REQUIRED WORK:
In the listing below, find every line containing "title" and copy it out.

EXERCISE DATA:
——————

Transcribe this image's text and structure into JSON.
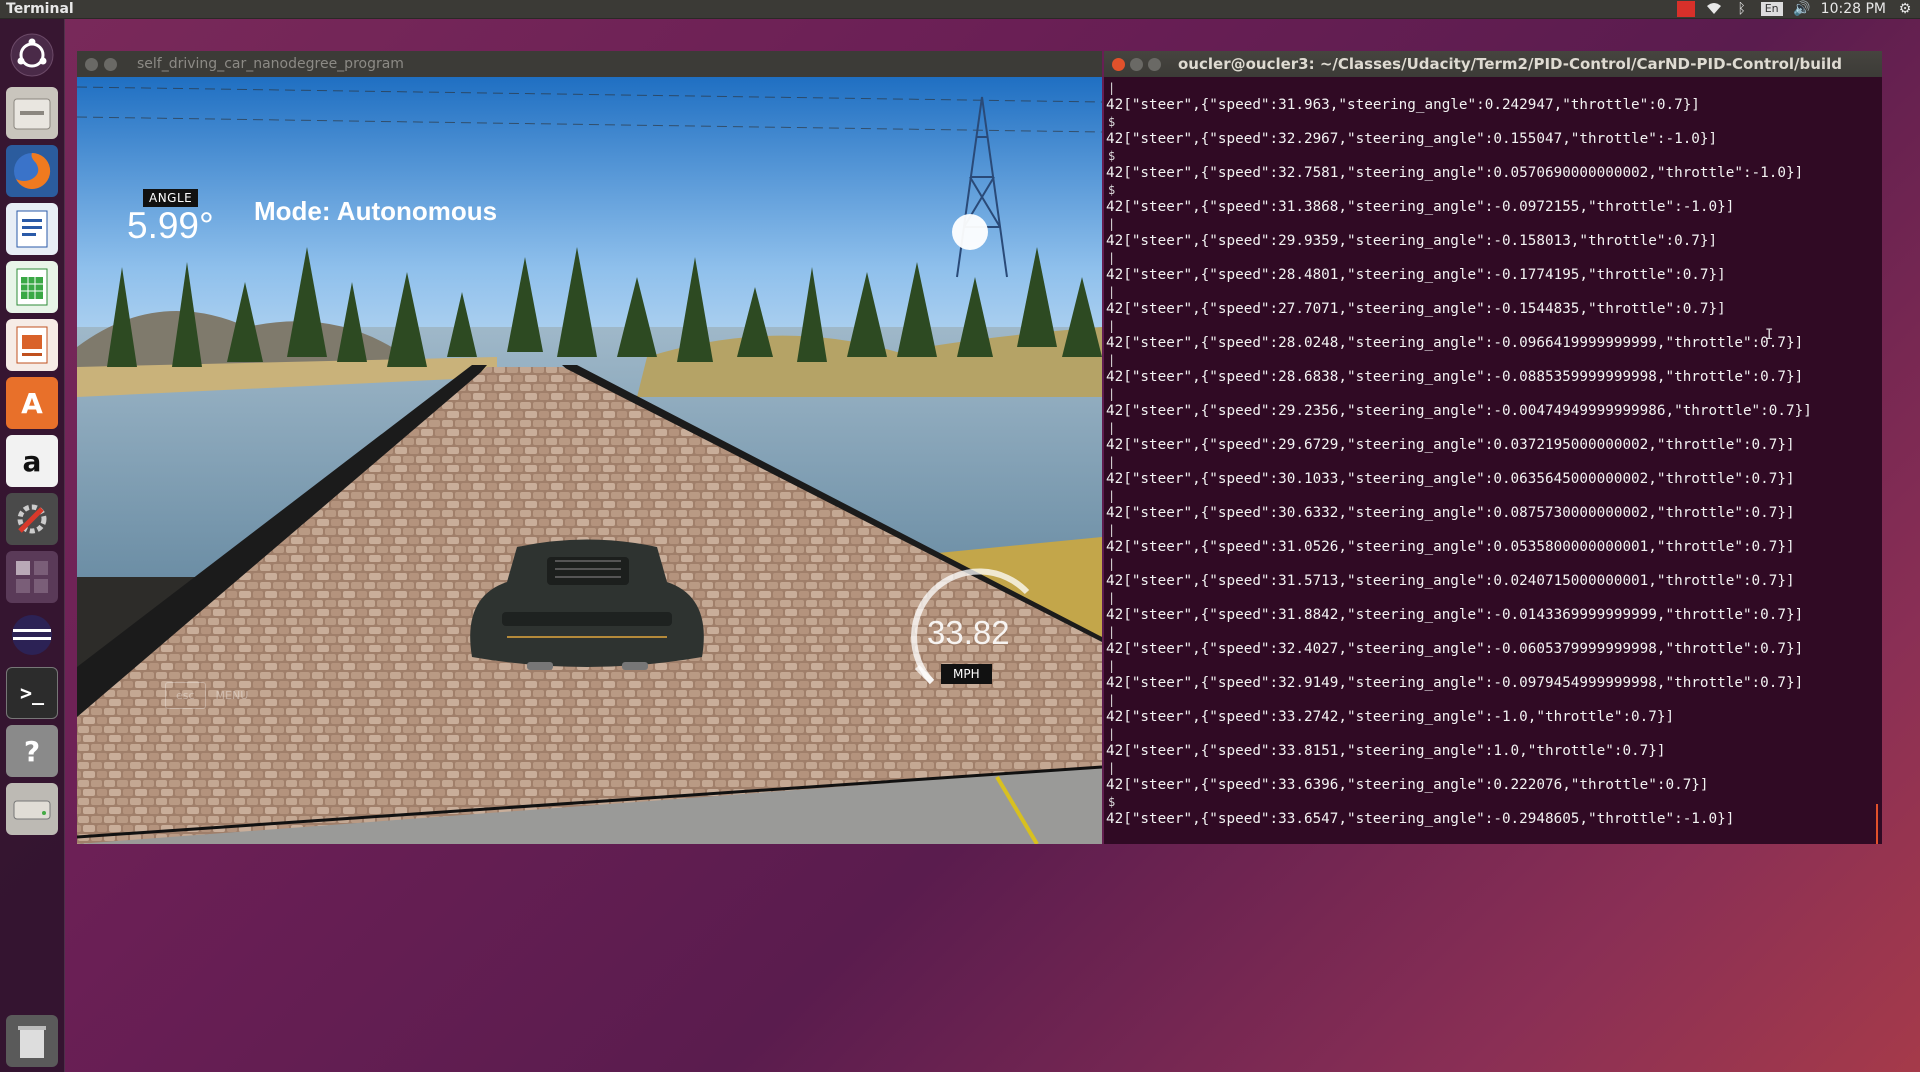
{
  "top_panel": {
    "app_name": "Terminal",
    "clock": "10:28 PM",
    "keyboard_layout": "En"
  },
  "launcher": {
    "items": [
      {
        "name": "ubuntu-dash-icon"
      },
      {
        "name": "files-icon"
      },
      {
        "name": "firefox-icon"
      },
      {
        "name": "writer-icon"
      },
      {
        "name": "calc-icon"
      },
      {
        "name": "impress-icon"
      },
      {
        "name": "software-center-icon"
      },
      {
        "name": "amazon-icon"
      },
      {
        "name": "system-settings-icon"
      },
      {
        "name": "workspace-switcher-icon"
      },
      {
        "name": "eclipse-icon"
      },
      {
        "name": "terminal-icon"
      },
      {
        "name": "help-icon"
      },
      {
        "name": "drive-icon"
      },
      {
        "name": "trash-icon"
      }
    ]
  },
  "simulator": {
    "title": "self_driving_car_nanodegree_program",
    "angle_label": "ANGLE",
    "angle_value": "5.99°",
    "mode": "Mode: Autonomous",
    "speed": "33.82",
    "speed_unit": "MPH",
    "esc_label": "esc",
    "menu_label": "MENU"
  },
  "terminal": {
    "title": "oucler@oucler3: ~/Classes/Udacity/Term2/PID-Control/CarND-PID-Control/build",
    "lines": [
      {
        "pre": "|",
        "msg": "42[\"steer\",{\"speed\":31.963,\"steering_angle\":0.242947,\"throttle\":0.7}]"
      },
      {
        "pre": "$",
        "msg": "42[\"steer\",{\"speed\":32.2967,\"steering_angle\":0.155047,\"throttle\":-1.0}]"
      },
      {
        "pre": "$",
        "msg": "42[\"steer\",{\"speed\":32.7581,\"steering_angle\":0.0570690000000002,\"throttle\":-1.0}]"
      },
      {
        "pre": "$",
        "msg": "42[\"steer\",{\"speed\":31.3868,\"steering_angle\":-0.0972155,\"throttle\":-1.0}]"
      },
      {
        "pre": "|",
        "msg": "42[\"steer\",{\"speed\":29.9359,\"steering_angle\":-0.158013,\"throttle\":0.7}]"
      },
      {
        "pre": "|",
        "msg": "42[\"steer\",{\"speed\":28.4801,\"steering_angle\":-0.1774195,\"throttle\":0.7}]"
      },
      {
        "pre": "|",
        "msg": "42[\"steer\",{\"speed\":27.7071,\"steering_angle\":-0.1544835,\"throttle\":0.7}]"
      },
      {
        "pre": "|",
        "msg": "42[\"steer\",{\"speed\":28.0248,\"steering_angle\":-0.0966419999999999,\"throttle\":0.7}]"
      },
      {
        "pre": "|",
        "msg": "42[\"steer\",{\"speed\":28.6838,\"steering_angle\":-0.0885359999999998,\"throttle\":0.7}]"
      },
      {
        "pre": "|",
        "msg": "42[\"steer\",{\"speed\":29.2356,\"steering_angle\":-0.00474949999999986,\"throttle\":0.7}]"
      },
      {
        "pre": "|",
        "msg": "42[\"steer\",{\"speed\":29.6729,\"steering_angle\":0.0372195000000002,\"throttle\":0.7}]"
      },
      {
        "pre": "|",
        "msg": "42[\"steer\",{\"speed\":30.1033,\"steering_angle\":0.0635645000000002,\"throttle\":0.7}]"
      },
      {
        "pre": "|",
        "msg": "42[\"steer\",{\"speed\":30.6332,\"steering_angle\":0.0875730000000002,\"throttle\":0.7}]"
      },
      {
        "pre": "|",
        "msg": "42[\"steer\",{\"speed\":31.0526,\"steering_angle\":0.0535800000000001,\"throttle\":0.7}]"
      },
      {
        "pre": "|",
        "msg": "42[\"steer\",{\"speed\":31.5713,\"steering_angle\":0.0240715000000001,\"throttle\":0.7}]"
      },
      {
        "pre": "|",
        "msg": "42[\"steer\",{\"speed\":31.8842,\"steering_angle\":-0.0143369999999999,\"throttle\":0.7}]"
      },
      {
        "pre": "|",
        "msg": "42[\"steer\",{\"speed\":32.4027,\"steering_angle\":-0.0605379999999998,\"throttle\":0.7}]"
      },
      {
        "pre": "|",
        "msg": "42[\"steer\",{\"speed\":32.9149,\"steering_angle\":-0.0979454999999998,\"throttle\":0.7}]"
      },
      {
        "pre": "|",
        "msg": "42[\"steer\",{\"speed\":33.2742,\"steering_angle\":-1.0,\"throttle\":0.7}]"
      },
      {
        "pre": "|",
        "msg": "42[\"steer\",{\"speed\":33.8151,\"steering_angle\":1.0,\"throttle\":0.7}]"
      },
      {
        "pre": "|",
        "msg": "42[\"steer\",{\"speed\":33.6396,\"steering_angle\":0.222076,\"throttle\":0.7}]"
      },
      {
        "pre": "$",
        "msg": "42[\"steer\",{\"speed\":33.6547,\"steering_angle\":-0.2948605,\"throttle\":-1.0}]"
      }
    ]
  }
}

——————

EXERCISE RESULT:
    "title": "self_driving_car_nanodegree_program",
    "title": "oucler@oucler3: ~/Classes/Udacity/Term2/PID-Control/CarND-PID-Control/build",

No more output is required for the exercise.